First from MSNBC, here's what was said:
In this situation the racial stereotypes might not have been used in a negative way, but in rape cases this same stereotype can be very negative.
The statements were captured on a six-minute tape made during a March 3 speechwriting session between Schwarzenegger and his advisers. On it, Schwarzenegger and chief of staff Susan Kennedy speak affectionately of state Assemblywoman Bonnie Garcia and speculate about her nationality.
"I mean Cuban, Puerto-Rican, they are all very hot," the governor says on the recording. "They have the, you know, part of the black blood in them and part of the Latino blood in them that together makes it."
Since rape cases often come down to who and what to believe, the stereotyping of an alleged victim as hot-blooded can result in people believing the stereotype over the evidence.
A so-called hot blooded alleged victim may be more easily seen as a liar or as an instigator.
This stereotype can also contribute to men who assume that women with so-called hot blood are willing women. No ifs, ands or NO!s. When a man refuses to see that his sexual contact could be sexual assault, he's no more innocent than the man who refuses to glance upward to see whether the traffic signal is red.
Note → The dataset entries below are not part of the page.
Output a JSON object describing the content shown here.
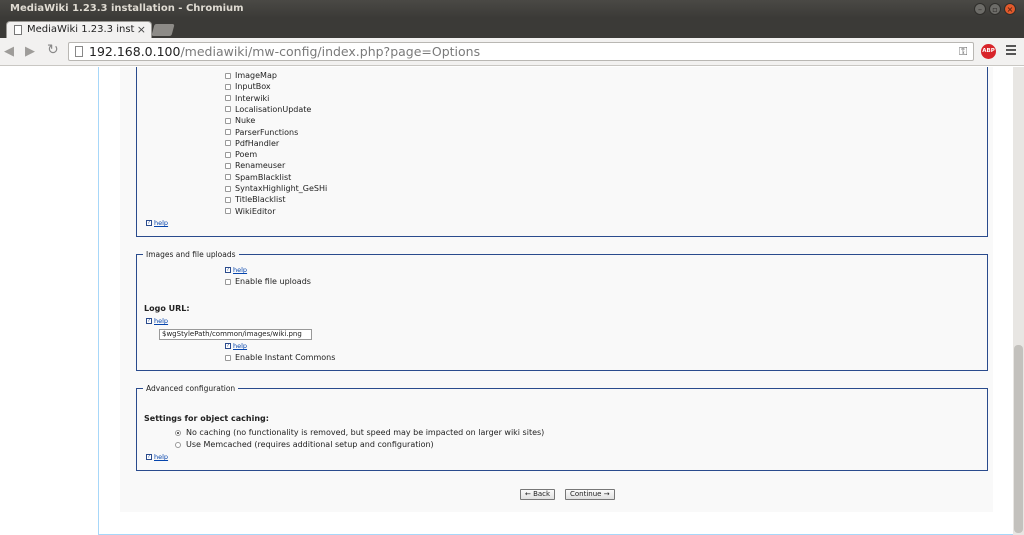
{
  "window": {
    "title": "MediaWiki 1.23.3 installation - Chromium"
  },
  "tab": {
    "label": "MediaWiki 1.23.3 inst",
    "close": "×"
  },
  "toolbar": {
    "url_host": "192.168.0.100",
    "url_rest": "/mediawiki/mw-config/index.php?page=Options",
    "abp_label": "ABP"
  },
  "extensions": {
    "items": [
      "ImageMap",
      "InputBox",
      "Interwiki",
      "LocalisationUpdate",
      "Nuke",
      "ParserFunctions",
      "PdfHandler",
      "Poem",
      "Renameuser",
      "SpamBlacklist",
      "SyntaxHighlight_GeSHi",
      "TitleBlacklist",
      "WikiEditor"
    ],
    "help": "help"
  },
  "images": {
    "legend": "Images and file uploads",
    "help": "help",
    "enable_uploads": "Enable file uploads",
    "logo_label": "Logo URL:",
    "logo_help": "help",
    "logo_value": "$wgStylePath/common/images/wiki.png",
    "instant_help": "help",
    "instant_commons": "Enable Instant Commons"
  },
  "advanced": {
    "legend": "Advanced configuration",
    "caching_label": "Settings for object caching:",
    "no_caching": "No caching (no functionality is removed, but speed may be impacted on larger wiki sites)",
    "memcached": "Use Memcached (requires additional setup and configuration)",
    "help": "help"
  },
  "buttons": {
    "back": "← Back",
    "continue": "Continue →"
  }
}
If we wouldn't excuse the reckless driver, why do we excuse the man who is reckless with women?
Too many people take a lack of doubt by the alleged rapist to be proof that the man is innocent rather than as evidence that he may have completely objectified his alleged victim.
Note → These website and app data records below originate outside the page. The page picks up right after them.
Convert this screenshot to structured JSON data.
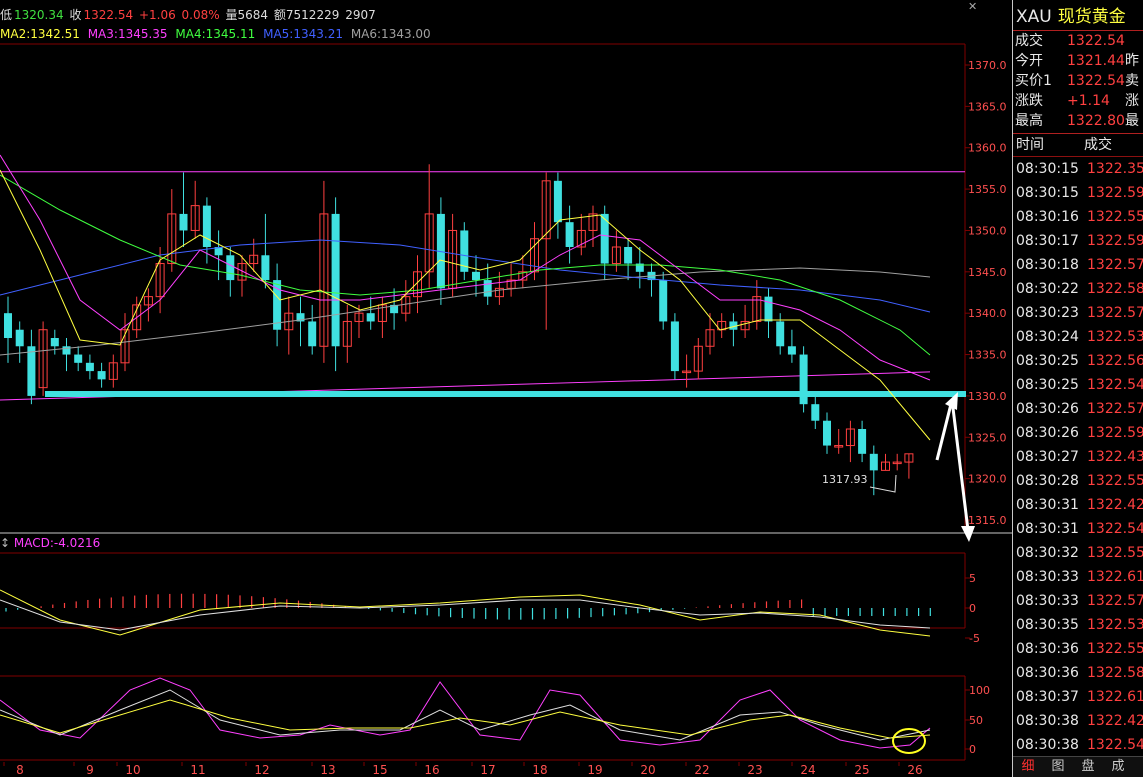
{
  "topbar": {
    "low_label": "低",
    "low_value": "1320.34",
    "close_label": "收",
    "close_value": "1322.54",
    "change": "+1.06",
    "change_pct": "0.08%",
    "volume_label": "量",
    "volume_value": "5684",
    "amount_label": "额",
    "amount_value": "7512229",
    "extra_value": "2907"
  },
  "ma_line": [
    {
      "label": "MA2:1342.51",
      "color": "#ffff40"
    },
    {
      "label": "MA3:1345.35",
      "color": "#ff40ff"
    },
    {
      "label": "MA4:1345.11",
      "color": "#40ff40"
    },
    {
      "label": "MA5:1343.21",
      "color": "#4060ff"
    },
    {
      "label": "MA6:1343.00",
      "color": "#a0a0a0"
    }
  ],
  "price_axis": [
    "1370.0",
    "1365.0",
    "1360.0",
    "1355.0",
    "1350.0",
    "1345.0",
    "1340.0",
    "1335.0",
    "1330.0",
    "1325.0",
    "1320.0",
    "1315.0"
  ],
  "low_annotation": "1317.93",
  "macd": {
    "label": "MACD:-4.0216",
    "axis": [
      "5",
      "0",
      "-5"
    ]
  },
  "kdj": {
    "axis": [
      "100",
      "50",
      "0"
    ]
  },
  "dates": [
    "8",
    "9",
    "10",
    "11",
    "12",
    "13",
    "15",
    "16",
    "17",
    "18",
    "19",
    "20",
    "22",
    "23",
    "24",
    "25",
    "26"
  ],
  "quote": {
    "code": "XAU",
    "name": "现货黄金",
    "rows": [
      {
        "label": "成交",
        "value": "1322.54",
        "extra": ""
      },
      {
        "label": "今开",
        "value": "1321.44",
        "extra": "昨"
      },
      {
        "label": "买价1",
        "value": "1322.54",
        "extra": "卖"
      },
      {
        "label": "涨跌",
        "value": "+1.14",
        "extra": "涨"
      },
      {
        "label": "最高",
        "value": "1322.80",
        "extra": "最"
      }
    ]
  },
  "ticks": {
    "header_time": "时间",
    "header_price": "成交",
    "rows": [
      {
        "time": "08:30:15",
        "price": "1322.35",
        "color": "#ff4040"
      },
      {
        "time": "08:30:15",
        "price": "1322.59",
        "color": "#ff4040"
      },
      {
        "time": "08:30:16",
        "price": "1322.55",
        "color": "#ff4040"
      },
      {
        "time": "08:30:17",
        "price": "1322.59",
        "color": "#ff4040"
      },
      {
        "time": "08:30:18",
        "price": "1322.57",
        "color": "#ff4040"
      },
      {
        "time": "08:30:22",
        "price": "1322.58",
        "color": "#ff4040"
      },
      {
        "time": "08:30:23",
        "price": "1322.57",
        "color": "#ff4040"
      },
      {
        "time": "08:30:24",
        "price": "1322.53",
        "color": "#ff4040"
      },
      {
        "time": "08:30:25",
        "price": "1322.56",
        "color": "#ff4040"
      },
      {
        "time": "08:30:25",
        "price": "1322.54",
        "color": "#ff4040"
      },
      {
        "time": "08:30:26",
        "price": "1322.57",
        "color": "#ff4040"
      },
      {
        "time": "08:30:26",
        "price": "1322.59",
        "color": "#ff4040"
      },
      {
        "time": "08:30:27",
        "price": "1322.43",
        "color": "#ff4040"
      },
      {
        "time": "08:30:28",
        "price": "1322.55",
        "color": "#ff4040"
      },
      {
        "time": "08:30:31",
        "price": "1322.42",
        "color": "#ff4040"
      },
      {
        "time": "08:30:31",
        "price": "1322.54",
        "color": "#ff4040"
      },
      {
        "time": "08:30:32",
        "price": "1322.55",
        "color": "#ff4040"
      },
      {
        "time": "08:30:33",
        "price": "1322.61",
        "color": "#ff4040"
      },
      {
        "time": "08:30:33",
        "price": "1322.57",
        "color": "#ff4040"
      },
      {
        "time": "08:30:35",
        "price": "1322.53",
        "color": "#ff4040"
      },
      {
        "time": "08:30:36",
        "price": "1322.55",
        "color": "#ff4040"
      },
      {
        "time": "08:30:36",
        "price": "1322.58",
        "color": "#ff4040"
      },
      {
        "time": "08:30:37",
        "price": "1322.61",
        "color": "#ff4040"
      },
      {
        "time": "08:30:38",
        "price": "1322.42",
        "color": "#ff4040"
      },
      {
        "time": "08:30:38",
        "price": "1322.54",
        "color": "#ff4040"
      }
    ]
  },
  "tabs": [
    "细",
    "图",
    "盘",
    "成"
  ],
  "colors": {
    "up": "#ff4040",
    "down": "#40e0e0",
    "ma2": "#ffff40",
    "ma3": "#ff40ff",
    "ma4": "#40ff40",
    "ma5": "#4060ff",
    "ma6": "#a0a0a0",
    "support": "#40e0e0",
    "grid": "#800000"
  }
}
Refusal to accept the truth of the evidence because that evidence runs counter to a man's wishes or an observer's assumptions reveals deep flaws in the character of those who swear allegiance to the hot-blooded stereotype.
Technorati tags: rape crime politics sexual violence sexual assault feminism